Manassas, with a population of more than 38,000, has been the seat of Prince William County since 1892. This area is noted for having several historic sites, particularly from the 1850 – 1870 period. It boasts several parks and museums and is also known for its “artsy” Sculptures in the City Project via a partnership with Northern Virginia Community College. The cooperative process helps students showcase their creations and is a colorful and innovative addition to the area.
Sculptures in the City #ManassasArt: Center Street
In the Center Street section of the city, the following statues can be found:
- Distracted is a beautifully colorful, and poignant depiction of a person staring at their cell phone as so many of us do today, by Andrea Rivera.
- Audrey D’agistinio created Belle, an impressive ghostly representation of a young civil war female.
- Danville represents features of the numerous trains that frequent the area, by Hunter Knight.
- Frank Albert created this representation of man’s power, simplicity, and love, a Lion Amongst Men.
- Cognitive Dissonance, by Harry Mayer, lies close to Lion Amongst Men with its bright green geometric edginess.
Sculptures in the City #ManassasArt: Prince William Street
Running parallel to Center Street, Prince William displays:
- Levittown, a tribute to the 1930s American Dream by two artists, Alex Dorney and Paige Fischer.
- Sarah Fischer created Virus from common household gadgets to represent the common cold virus.
- An illusion, Mona Splatt appears to be in constant motion, yet always in balance by Michael Flatequal and Harold Martin.
- Abstract geometric creation, Interruption by Jessica Morales may give you a new perspective.
- Tresident Tabor, fits well into the area and is by Christian Gallick.
Sculptures in Manassas National Battlefield Park
The Manassas National Battlefield Park is home to 40 hiking trails honoring the first and second Manassas Battlefields. It includes trailside interpretive markers describing the battle actions. While this area is not part of the same sculpture campaign, you can find some historical statues when you are at the park, including:
- Two monuments dedicated to the 5th New York Zouaves, who lost 123 men in 5 minutes in advance of Hood’s men; off Lee Highway, near Young’s Branch on 5th New York Avenue and across from the Confederate cemetery at Groveton.
- Henry Hill Monument is memorializing the Patriots who died at Bull Run in 1861.
- Civil War legend, Stonewall Jackson Monument.

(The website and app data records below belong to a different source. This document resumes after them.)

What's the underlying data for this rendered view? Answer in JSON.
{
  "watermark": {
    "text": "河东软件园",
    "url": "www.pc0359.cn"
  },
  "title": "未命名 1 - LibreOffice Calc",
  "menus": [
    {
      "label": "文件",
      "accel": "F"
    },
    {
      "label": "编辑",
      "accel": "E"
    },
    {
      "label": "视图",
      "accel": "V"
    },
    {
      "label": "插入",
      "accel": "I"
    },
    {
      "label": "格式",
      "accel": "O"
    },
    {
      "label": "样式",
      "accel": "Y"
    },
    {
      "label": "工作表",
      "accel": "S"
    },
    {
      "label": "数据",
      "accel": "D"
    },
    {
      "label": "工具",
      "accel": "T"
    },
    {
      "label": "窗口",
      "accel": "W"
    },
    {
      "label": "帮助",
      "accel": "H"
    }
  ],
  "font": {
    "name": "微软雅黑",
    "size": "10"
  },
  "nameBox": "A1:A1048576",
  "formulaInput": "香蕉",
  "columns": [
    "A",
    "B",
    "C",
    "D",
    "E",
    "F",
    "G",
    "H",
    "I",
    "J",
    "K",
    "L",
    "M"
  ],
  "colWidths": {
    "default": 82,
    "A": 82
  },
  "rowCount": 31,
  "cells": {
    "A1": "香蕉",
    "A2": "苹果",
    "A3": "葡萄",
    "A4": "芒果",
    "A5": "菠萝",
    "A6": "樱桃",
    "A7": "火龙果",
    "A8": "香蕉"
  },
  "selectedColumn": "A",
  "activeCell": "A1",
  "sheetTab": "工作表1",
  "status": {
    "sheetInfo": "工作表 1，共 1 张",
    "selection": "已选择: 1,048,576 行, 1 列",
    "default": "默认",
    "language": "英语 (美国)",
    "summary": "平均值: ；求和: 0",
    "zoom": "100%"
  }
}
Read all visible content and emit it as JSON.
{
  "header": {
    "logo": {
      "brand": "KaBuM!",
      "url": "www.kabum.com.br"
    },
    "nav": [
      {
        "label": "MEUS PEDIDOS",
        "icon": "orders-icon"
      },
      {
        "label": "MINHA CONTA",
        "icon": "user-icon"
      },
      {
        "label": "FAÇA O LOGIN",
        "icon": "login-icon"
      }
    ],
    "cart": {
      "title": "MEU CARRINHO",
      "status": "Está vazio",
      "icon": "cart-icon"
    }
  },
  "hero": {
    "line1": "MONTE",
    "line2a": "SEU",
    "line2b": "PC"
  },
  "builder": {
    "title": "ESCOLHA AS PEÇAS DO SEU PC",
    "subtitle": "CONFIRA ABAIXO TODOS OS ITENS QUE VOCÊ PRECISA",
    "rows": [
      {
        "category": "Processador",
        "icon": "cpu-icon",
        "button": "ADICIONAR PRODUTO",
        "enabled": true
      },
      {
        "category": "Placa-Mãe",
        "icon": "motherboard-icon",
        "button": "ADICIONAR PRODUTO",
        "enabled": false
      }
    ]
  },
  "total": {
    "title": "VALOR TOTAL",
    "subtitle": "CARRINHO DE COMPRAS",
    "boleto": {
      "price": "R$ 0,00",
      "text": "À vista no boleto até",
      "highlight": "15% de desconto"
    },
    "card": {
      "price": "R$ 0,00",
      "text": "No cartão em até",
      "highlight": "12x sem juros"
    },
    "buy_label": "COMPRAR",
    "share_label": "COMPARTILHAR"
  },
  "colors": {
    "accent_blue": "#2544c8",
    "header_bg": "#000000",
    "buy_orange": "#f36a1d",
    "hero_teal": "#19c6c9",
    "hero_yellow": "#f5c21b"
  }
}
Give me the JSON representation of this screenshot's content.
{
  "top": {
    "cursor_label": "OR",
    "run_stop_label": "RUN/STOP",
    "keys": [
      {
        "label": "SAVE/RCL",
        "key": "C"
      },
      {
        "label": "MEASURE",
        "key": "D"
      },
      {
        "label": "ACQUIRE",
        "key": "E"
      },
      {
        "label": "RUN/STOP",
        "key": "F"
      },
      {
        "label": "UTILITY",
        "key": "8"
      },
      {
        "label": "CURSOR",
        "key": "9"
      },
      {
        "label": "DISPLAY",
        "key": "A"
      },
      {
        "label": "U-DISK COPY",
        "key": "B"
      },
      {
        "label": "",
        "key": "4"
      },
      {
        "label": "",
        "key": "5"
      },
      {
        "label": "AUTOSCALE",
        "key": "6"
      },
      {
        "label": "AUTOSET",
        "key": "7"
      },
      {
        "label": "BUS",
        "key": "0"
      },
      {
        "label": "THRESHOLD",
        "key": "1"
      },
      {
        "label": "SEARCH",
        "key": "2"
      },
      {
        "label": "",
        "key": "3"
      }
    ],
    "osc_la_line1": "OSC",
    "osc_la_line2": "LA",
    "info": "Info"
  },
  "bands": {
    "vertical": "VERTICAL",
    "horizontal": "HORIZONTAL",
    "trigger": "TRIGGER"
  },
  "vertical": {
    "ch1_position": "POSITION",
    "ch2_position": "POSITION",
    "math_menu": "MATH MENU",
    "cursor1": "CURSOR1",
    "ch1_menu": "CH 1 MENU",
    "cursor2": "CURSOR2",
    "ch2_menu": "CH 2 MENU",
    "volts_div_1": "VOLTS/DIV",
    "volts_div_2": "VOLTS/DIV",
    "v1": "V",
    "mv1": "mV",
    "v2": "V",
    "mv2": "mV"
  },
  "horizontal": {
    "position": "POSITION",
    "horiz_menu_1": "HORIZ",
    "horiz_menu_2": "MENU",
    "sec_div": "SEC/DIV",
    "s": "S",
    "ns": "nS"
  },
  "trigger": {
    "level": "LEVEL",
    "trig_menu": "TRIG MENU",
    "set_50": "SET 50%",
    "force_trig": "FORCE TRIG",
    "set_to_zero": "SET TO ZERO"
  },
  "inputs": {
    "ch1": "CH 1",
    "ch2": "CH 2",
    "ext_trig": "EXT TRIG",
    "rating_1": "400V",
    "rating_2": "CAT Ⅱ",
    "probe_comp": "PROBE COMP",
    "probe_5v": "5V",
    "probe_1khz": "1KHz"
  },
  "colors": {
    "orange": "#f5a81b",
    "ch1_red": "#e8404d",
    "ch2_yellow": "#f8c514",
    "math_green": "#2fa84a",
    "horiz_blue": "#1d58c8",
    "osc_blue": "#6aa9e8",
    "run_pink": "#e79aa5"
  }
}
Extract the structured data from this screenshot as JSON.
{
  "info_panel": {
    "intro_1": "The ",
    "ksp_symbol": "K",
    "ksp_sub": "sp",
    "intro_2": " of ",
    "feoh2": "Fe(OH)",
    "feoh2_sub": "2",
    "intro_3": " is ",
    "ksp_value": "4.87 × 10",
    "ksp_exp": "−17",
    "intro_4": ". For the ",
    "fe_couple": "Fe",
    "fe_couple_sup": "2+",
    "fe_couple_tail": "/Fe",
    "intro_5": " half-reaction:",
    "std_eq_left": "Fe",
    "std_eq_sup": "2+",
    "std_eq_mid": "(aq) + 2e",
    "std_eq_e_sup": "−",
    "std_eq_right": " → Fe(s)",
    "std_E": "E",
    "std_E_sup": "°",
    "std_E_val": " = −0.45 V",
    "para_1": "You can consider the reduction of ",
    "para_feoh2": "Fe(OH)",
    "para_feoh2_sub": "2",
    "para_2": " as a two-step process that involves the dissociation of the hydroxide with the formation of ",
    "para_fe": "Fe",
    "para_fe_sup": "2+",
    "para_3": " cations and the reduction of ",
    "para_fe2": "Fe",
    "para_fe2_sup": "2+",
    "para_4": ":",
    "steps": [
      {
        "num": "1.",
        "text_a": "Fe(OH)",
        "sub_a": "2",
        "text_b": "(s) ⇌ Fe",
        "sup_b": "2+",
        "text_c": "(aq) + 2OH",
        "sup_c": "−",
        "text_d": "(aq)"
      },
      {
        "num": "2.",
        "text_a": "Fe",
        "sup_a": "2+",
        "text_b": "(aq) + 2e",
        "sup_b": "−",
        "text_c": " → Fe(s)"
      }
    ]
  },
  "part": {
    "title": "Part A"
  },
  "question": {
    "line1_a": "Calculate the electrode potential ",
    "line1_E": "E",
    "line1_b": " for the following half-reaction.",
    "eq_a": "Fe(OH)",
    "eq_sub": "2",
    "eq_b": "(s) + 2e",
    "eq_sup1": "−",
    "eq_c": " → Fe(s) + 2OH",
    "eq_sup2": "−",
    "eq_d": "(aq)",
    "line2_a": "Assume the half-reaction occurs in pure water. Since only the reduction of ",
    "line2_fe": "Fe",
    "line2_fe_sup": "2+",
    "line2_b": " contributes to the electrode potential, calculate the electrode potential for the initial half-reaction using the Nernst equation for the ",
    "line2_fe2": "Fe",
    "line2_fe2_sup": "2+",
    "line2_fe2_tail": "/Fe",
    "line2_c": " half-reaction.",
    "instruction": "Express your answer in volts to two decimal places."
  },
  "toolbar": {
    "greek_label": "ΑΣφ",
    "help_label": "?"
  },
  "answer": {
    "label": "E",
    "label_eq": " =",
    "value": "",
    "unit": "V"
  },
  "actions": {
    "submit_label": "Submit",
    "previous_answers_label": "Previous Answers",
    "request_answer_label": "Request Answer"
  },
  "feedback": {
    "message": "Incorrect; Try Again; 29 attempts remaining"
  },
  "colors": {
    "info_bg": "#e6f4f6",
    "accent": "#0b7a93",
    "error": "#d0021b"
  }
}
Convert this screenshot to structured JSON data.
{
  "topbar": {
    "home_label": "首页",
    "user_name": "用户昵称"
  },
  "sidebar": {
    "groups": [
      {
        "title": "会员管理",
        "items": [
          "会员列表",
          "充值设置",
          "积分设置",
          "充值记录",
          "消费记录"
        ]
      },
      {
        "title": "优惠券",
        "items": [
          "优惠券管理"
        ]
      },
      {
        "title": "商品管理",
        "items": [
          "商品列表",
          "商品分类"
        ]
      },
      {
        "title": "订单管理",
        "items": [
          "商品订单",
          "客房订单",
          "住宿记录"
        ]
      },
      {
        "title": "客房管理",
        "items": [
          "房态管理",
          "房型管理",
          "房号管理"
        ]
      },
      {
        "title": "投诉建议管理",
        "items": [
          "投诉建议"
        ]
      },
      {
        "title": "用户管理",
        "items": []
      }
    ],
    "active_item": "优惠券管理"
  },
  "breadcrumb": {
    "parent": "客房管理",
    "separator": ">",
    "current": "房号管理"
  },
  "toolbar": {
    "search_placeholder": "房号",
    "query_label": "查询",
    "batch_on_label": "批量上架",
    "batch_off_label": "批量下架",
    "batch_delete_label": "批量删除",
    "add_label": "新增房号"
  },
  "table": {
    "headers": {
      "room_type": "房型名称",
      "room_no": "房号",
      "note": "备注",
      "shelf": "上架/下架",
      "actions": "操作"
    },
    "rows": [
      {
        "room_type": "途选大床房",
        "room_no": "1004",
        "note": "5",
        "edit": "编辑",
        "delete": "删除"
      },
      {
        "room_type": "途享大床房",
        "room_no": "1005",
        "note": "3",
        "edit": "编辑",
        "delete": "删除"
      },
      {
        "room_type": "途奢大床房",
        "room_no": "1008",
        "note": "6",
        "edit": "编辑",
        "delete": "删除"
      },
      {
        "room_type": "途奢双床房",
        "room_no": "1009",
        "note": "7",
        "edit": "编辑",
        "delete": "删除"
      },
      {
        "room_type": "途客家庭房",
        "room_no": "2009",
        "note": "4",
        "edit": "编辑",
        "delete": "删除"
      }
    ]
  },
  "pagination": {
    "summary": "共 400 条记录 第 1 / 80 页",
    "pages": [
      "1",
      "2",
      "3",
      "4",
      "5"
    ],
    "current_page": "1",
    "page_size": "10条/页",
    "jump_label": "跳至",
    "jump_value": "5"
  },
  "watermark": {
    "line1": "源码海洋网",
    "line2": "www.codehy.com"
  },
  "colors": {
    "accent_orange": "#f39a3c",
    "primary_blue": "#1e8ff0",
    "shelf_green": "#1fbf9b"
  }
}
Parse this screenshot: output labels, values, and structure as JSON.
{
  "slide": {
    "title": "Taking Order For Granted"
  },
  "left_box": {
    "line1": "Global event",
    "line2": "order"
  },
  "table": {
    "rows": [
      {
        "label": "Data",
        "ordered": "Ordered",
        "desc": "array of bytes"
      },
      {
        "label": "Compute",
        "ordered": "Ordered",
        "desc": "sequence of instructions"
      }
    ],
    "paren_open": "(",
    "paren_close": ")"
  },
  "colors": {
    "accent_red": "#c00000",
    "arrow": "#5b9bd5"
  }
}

The exciting and historic area offers countless opportunities for educational and historical moments. Drive a vehicle from Miller Toyota to take a look throughout this beautiful city.